__The problem__
With the images removed, repeat the data below exactly.

[Excerpts from an interface dataset]
++++++++++++++++++++

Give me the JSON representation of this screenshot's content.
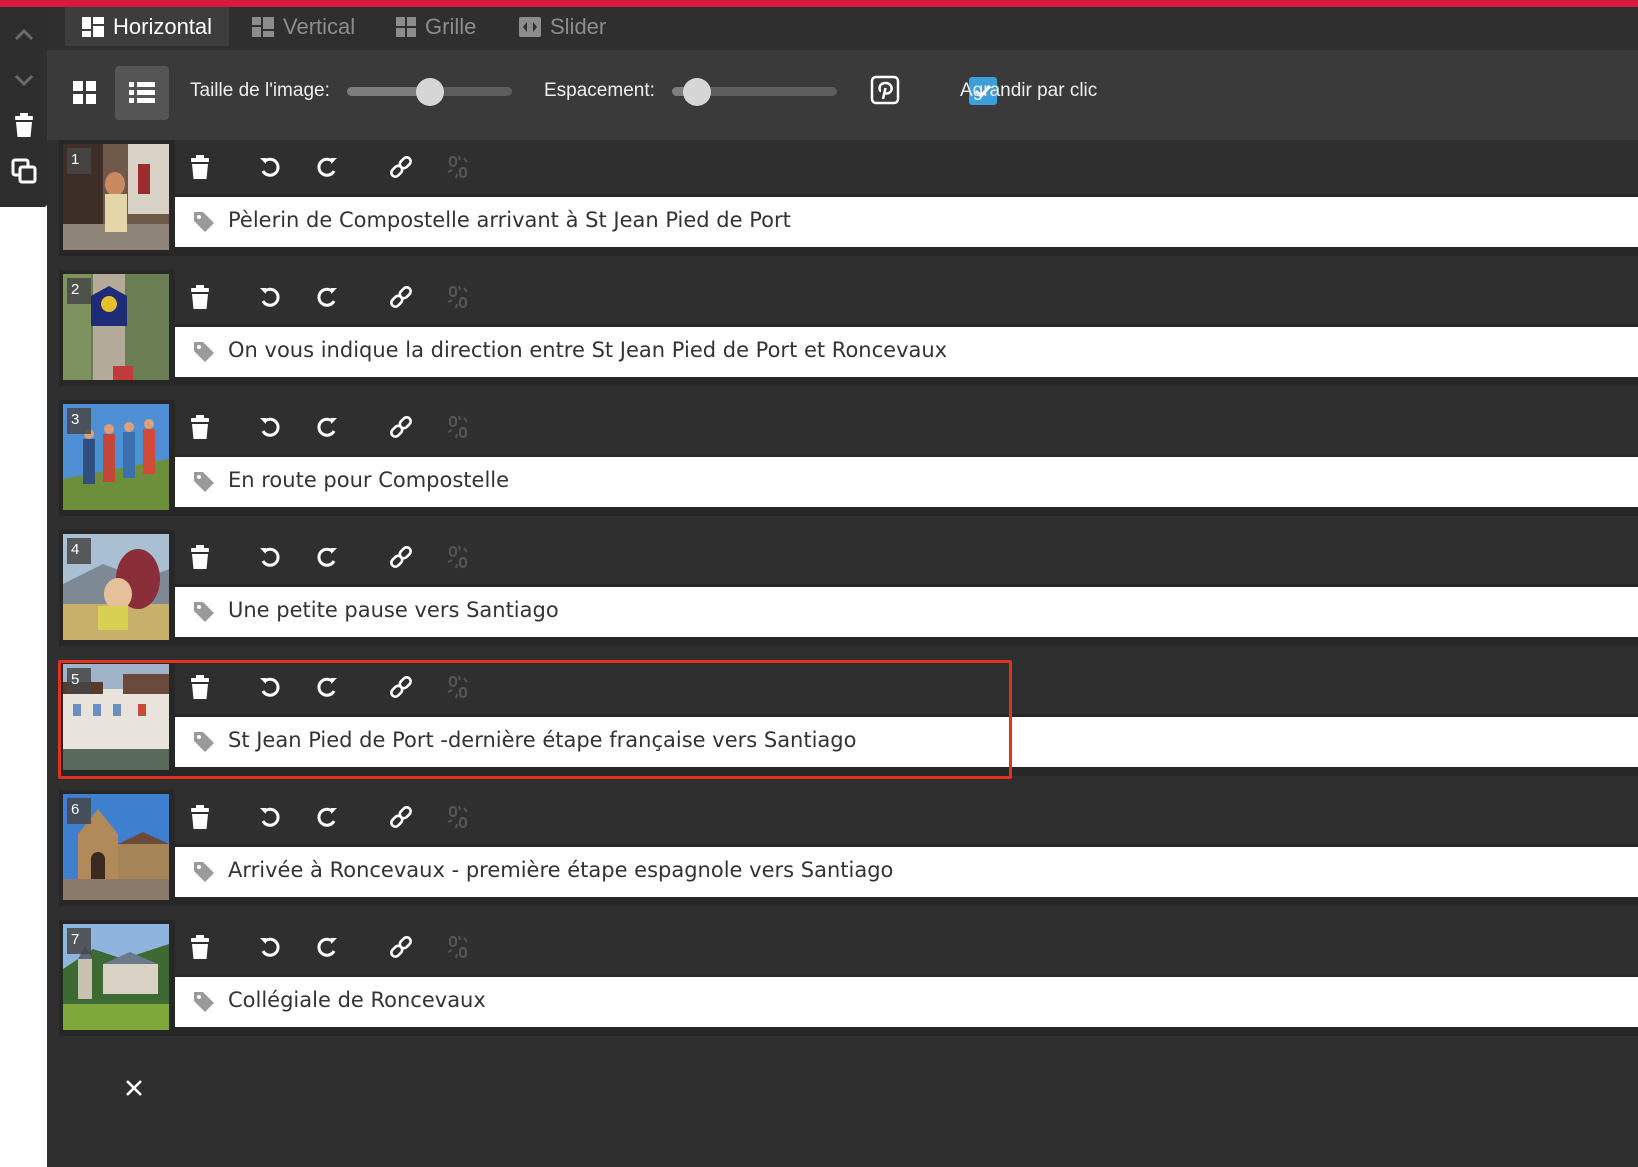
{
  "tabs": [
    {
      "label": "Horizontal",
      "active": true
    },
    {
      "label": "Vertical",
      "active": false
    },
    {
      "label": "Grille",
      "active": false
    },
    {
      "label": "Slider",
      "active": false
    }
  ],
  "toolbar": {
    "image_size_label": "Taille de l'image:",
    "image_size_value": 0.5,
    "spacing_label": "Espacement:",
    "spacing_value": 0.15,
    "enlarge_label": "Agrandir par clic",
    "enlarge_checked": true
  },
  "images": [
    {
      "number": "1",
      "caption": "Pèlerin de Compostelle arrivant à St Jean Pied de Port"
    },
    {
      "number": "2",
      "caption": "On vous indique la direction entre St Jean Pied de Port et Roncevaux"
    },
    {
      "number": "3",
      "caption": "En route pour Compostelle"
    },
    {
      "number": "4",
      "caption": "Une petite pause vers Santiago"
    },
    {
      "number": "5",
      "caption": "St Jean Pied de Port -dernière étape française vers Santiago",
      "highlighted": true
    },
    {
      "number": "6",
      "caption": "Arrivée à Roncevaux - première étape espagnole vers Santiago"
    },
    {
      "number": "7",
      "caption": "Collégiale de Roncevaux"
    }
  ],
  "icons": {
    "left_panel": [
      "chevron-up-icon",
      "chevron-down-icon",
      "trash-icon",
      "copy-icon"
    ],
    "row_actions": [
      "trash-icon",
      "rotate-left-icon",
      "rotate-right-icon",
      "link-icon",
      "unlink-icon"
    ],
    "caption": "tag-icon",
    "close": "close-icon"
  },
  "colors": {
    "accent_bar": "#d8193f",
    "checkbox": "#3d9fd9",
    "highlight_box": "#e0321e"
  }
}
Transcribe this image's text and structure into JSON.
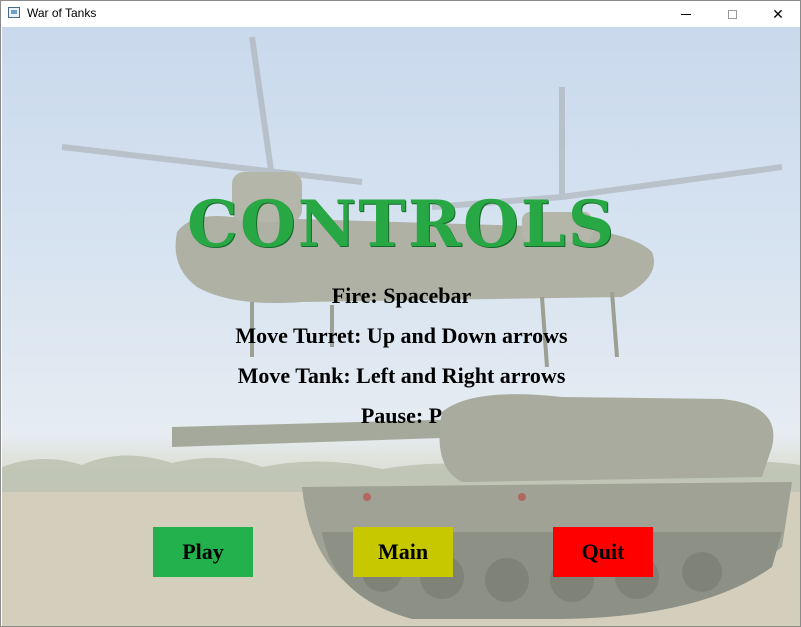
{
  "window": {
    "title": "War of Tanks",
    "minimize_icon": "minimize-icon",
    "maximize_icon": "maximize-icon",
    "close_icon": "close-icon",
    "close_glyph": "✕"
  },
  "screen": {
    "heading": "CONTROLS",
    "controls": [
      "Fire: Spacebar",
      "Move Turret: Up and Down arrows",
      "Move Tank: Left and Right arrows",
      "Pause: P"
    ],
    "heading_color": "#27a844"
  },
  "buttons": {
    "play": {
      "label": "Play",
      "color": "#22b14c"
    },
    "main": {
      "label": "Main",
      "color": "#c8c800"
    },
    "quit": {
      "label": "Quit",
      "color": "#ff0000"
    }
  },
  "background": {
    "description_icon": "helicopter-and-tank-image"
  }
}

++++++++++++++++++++

__Result of this exercise__
Give me the JSON representation of this screenshot's content.
{
  "tabs": [
    {
      "label": "Horizontal",
      "active": true
    },
    {
      "label": "Vertical",
      "active": false
    },
    {
      "label": "Grille",
      "active": false
    },
    {
      "label": "Slider",
      "active": false
    }
  ],
  "toolbar": {
    "image_size_label": "Taille de l'image:",
    "image_size_value": 0.5,
    "spacing_label": "Espacement:",
    "spacing_value": 0.15,
    "enlarge_label": "Agrandir par clic",
    "enlarge_checked": true
  },
  "images": [
    {
      "number": "1",
      "caption": "Pèlerin de Compostelle arrivant à St Jean Pied de Port"
    },
    {
      "number": "2",
      "caption": "On vous indique la direction entre St Jean Pied de Port et Roncevaux"
    },
    {
      "number": "3",
      "caption": "En route pour Compostelle"
    },
    {
      "number": "4",
      "caption": "Une petite pause vers Santiago"
    },
    {
      "number": "5",
      "caption": "St Jean Pied de Port -dernière étape française vers Santiago",
      "highlighted": true
    },
    {
      "number": "6",
      "caption": "Arrivée à Roncevaux - première étape espagnole vers Santiago"
    },
    {
      "number": "7",
      "caption": "Collégiale de Roncevaux"
    }
  ],
  "icons": {
    "left_panel": [
      "chevron-up-icon",
      "chevron-down-icon",
      "trash-icon",
      "copy-icon"
    ],
    "row_actions": [
      "trash-icon",
      "rotate-left-icon",
      "rotate-right-icon",
      "link-icon",
      "unlink-icon"
    ],
    "caption": "tag-icon",
    "close": "close-icon"
  },
  "colors": {
    "accent_bar": "#d8193f",
    "checkbox": "#3d9fd9",
    "highlight_box": "#e0321e"
  }
}
Transcribe this image's text and structure into JSON.
{
  "window": {
    "title": "War of Tanks",
    "minimize_icon": "minimize-icon",
    "maximize_icon": "maximize-icon",
    "close_icon": "close-icon",
    "close_glyph": "✕"
  },
  "screen": {
    "heading": "CONTROLS",
    "controls": [
      "Fire: Spacebar",
      "Move Turret: Up and Down arrows",
      "Move Tank: Left and Right arrows",
      "Pause: P"
    ],
    "heading_color": "#27a844"
  },
  "buttons": {
    "play": {
      "label": "Play",
      "color": "#22b14c"
    },
    "main": {
      "label": "Main",
      "color": "#c8c800"
    },
    "quit": {
      "label": "Quit",
      "color": "#ff0000"
    }
  },
  "background": {
    "description_icon": "helicopter-and-tank-image"
  }
}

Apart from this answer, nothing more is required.